After John had been arrested, Jesus came to Galilee proclaiming the gospel of God: “This is the time of fulfillment. The kingdom of God is at hand. Repent, and believe in the gospel.”
As he passed by the Sea of Galilee, he saw Simon and his brother Andrew casting their nets into the sea; they were fishermen. Jesus said to them, “Come after me, and I will make you fishers of men.” Then they abandoned their nets and followed him. He walked along a little farther and saw James, the son of Zebedee, and his brother John. They too were in a boat mending their nets. Then he called them. So they left their father Zebedee in the boat along with the hired men and followed him.
In the Gospel for the Third Sunday in Ordinary Time, Jesus announces the Kingdom of God is at hand. Minds must change and new beliefs must be formed.

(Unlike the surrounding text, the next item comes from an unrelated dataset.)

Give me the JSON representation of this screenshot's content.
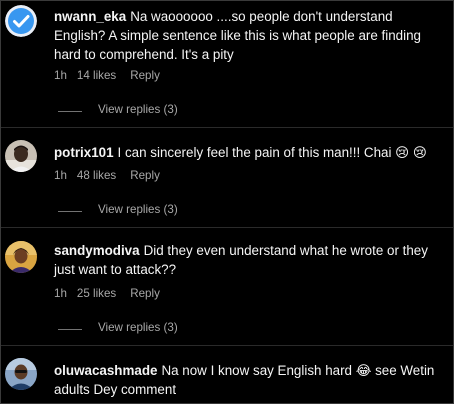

Waiting is over: the Kingdom of God is now.
Jesus needs people to get this Word out. He calls Peter and Andrew to leave their work and James and John to leave their family. They must follow him in his preaching and teaching of the Kingdom.
This “leaving” is the role of the first apostles, but it may not be the role of twenty-first century believers. The more travelled path is not to leave family and work but to live the Kingdom in the dynamics of family life and work life.
But what does it mean to live the Kingdom of God in family and work?
The Kingdom of God is a symbol for optimal human relationships, being with one another in ways that are grounded in inclusive love of God. But family and work life often spin off in less desirable ways. They slip into games of superiority and subjugation. One person dominates another for reasons that are partially known and largely unknown. We become caught in conflicts, reprisals, and antagonisms.
That is why Jesus preaches the need to repent and believe in this dream of the Kingdom of God. Part of this repentance is to move from letting things happen to a proactive stance of making them better. In our families and work, opportunities for betterment abound. The question is: will we seize them?
To seize them, we must become men and women of vigilant love. This demands courage and creativity, planting seeds and waiting for harvests, reaching out and holding firm. We may never know the sure-fire way to act in a given situation, but we must be ever attentive and active in order to find the openings for greater love and communion.
We cannot do this, unless we stay in touch with the Divine Reality at the center of our being. In order to change the outer world we need the resources of the inner world.
If the Kingdom of God is at hand, how do we reach out and welcome it?
© John Shea